Problem statement: Only the number is wanted: how many lines below contain "image"?

Provided data:
----

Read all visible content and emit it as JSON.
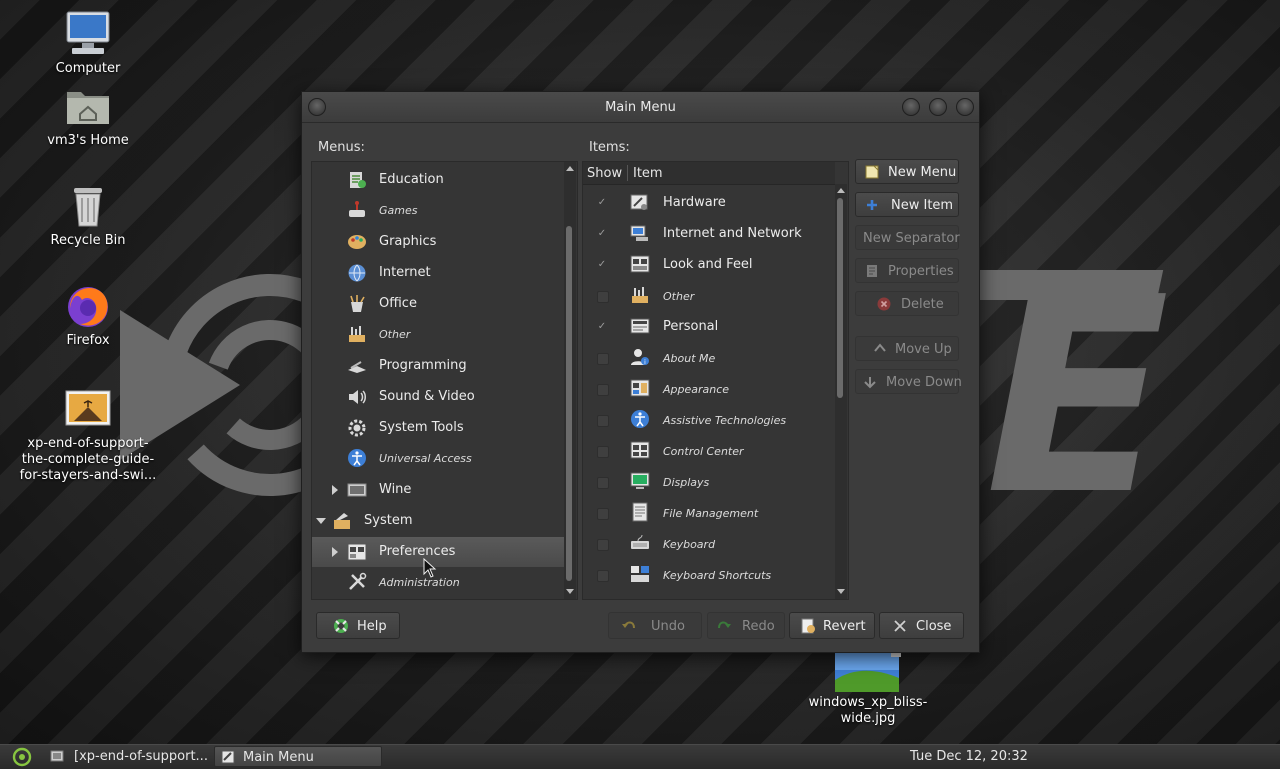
{
  "desktop": {
    "icons": [
      {
        "label": "Computer",
        "icon": "computer-icon"
      },
      {
        "label": "vm3's Home",
        "icon": "home-folder-icon"
      },
      {
        "label": "Recycle Bin",
        "icon": "trash-icon"
      },
      {
        "label": "Firefox",
        "icon": "firefox-icon"
      },
      {
        "label": "xp-end-of-support-the-complete-guide-for-stayers-and-swi...",
        "line1": "xp-end-of-support-",
        "line2": "the-complete-guide-",
        "line3": "for-stayers-and-swi...",
        "icon": "image-file-icon"
      },
      {
        "label": "windows_xp_bliss-wide.jpg",
        "line1": "windows_xp_bliss-",
        "line2": "wide.jpg",
        "icon": "image-thumbnail-icon"
      }
    ]
  },
  "dialog": {
    "title": "Main Menu",
    "menus_label": "Menus:",
    "items_label": "Items:",
    "menus": [
      {
        "label": "Education",
        "small": false,
        "icon": "education-icon"
      },
      {
        "label": "Games",
        "small": true,
        "icon": "games-icon"
      },
      {
        "label": "Graphics",
        "small": false,
        "icon": "graphics-icon"
      },
      {
        "label": "Internet",
        "small": false,
        "icon": "internet-icon"
      },
      {
        "label": "Office",
        "small": false,
        "icon": "office-icon"
      },
      {
        "label": "Other",
        "small": true,
        "icon": "other-icon"
      },
      {
        "label": "Programming",
        "small": false,
        "icon": "programming-icon"
      },
      {
        "label": "Sound & Video",
        "small": false,
        "icon": "sound-video-icon"
      },
      {
        "label": "System Tools",
        "small": false,
        "icon": "system-tools-icon"
      },
      {
        "label": "Universal Access",
        "small": true,
        "icon": "universal-access-icon"
      },
      {
        "label": "Wine",
        "small": false,
        "icon": "wine-icon",
        "expander": "collapsed"
      },
      {
        "label": "System",
        "small": false,
        "icon": "system-icon",
        "expander": "expanded"
      },
      {
        "label": "Preferences",
        "small": false,
        "icon": "preferences-icon",
        "expander": "collapsed",
        "selected": true
      },
      {
        "label": "Administration",
        "small": true,
        "icon": "administration-icon"
      }
    ],
    "items_header": {
      "show": "Show",
      "item": "Item"
    },
    "items": [
      {
        "label": "Hardware",
        "checked": true,
        "small": false,
        "icon": "hardware-icon"
      },
      {
        "label": "Internet and Network",
        "checked": true,
        "small": false,
        "icon": "network-icon"
      },
      {
        "label": "Look and Feel",
        "checked": true,
        "small": false,
        "icon": "look-and-feel-icon"
      },
      {
        "label": "Other",
        "checked": false,
        "small": true,
        "icon": "other-icon"
      },
      {
        "label": "Personal",
        "checked": true,
        "small": false,
        "icon": "personal-icon"
      },
      {
        "label": "About Me",
        "checked": false,
        "small": true,
        "icon": "about-me-icon"
      },
      {
        "label": "Appearance",
        "checked": false,
        "small": true,
        "icon": "appearance-icon"
      },
      {
        "label": "Assistive Technologies",
        "checked": false,
        "small": true,
        "icon": "assistive-icon"
      },
      {
        "label": "Control Center",
        "checked": false,
        "small": true,
        "icon": "control-center-icon"
      },
      {
        "label": "Displays",
        "checked": false,
        "small": true,
        "icon": "displays-icon"
      },
      {
        "label": "File Management",
        "checked": false,
        "small": true,
        "icon": "file-management-icon"
      },
      {
        "label": "Keyboard",
        "checked": false,
        "small": true,
        "icon": "keyboard-icon"
      },
      {
        "label": "Keyboard Shortcuts",
        "checked": false,
        "small": true,
        "icon": "keyboard-shortcuts-icon"
      }
    ],
    "buttons": {
      "new_menu": "New Menu",
      "new_item": "New Item",
      "new_separator": "New Separator",
      "properties": "Properties",
      "delete": "Delete",
      "move_up": "Move Up",
      "move_down": "Move Down",
      "help": "Help",
      "undo": "Undo",
      "redo": "Redo",
      "revert": "Revert",
      "close": "Close"
    }
  },
  "taskbar": {
    "tasks": [
      {
        "label": "[xp-end-of-support...",
        "active": false
      },
      {
        "label": "Main Menu",
        "active": true
      }
    ],
    "clock": "Tue Dec 12, 20:32"
  },
  "colors": {
    "dialog_bg": "#3c3c3c",
    "pane_bg": "#353535",
    "selection": "#4a4a4a",
    "text": "#ececec",
    "disabled_text": "#8a8a8a",
    "accent_blue": "#3d7fd6",
    "delete_red": "#c0392b",
    "help_green": "#4caf50"
  }
}
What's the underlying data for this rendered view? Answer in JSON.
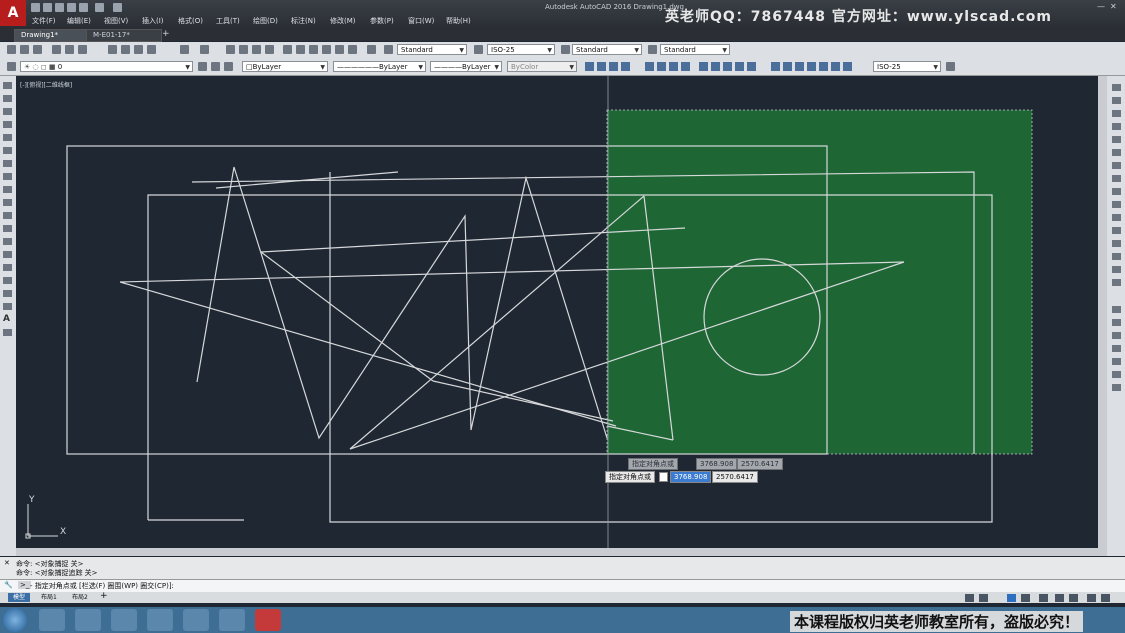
{
  "title": {
    "app_name": "Autodesk AutoCAD 2016",
    "drawing_name": "Drawing1.dwg",
    "watermark_top": "英老师QQ：7867448 官方网址：www.ylscad.com",
    "app_button": "A"
  },
  "menu": [
    "文件(F)",
    "编辑(E)",
    "视图(V)",
    "插入(I)",
    "格式(O)",
    "工具(T)",
    "绘图(D)",
    "标注(N)",
    "修改(M)",
    "参数(P)",
    "窗口(W)",
    "帮助(H)"
  ],
  "tabs": [
    {
      "label": "Drawing1*",
      "active": true
    },
    {
      "label": "M-E01-17*",
      "active": false
    }
  ],
  "toolbar": {
    "text_style": "Standard",
    "dim_style": "ISO-25",
    "table_style": "Standard",
    "mleader_style": "Standard",
    "layer": "0",
    "color": "ByLayer",
    "linetype": "ByLayer",
    "lineweight": "ByLayer",
    "plot_style": "ByColor",
    "dim_style_2": "ISO-25"
  },
  "viewport_label": "[-][俯视][二维线框]",
  "dynamic_input": {
    "prompt": "指定对角点或",
    "x_value": "3768.908",
    "y_value": "2570.6417",
    "ghost_prompt": "指定对角点或",
    "ghost_x": "3768.908",
    "ghost_y": "2570.6417"
  },
  "ucs": {
    "x_label": "X",
    "y_label": "Y"
  },
  "command": {
    "history": [
      "命令: <对象捕捉 关>",
      "命令: <对象捕捉追踪 关>"
    ],
    "prompt": "- 指定对角点或 [栏选(F) 圈围(WP) 圈交(CP)]:"
  },
  "layout_tabs": [
    {
      "label": "模型",
      "active": true
    },
    {
      "label": "布局1",
      "active": false
    },
    {
      "label": "布局2",
      "active": false
    }
  ],
  "watermark_bottom": "本课程版权归英老师教室所有，盗版必究！",
  "colors": {
    "canvas": "#1f2733",
    "selection_fill": "#1e6b35",
    "lines": "#d8dadc"
  }
}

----

Answer to this task: 2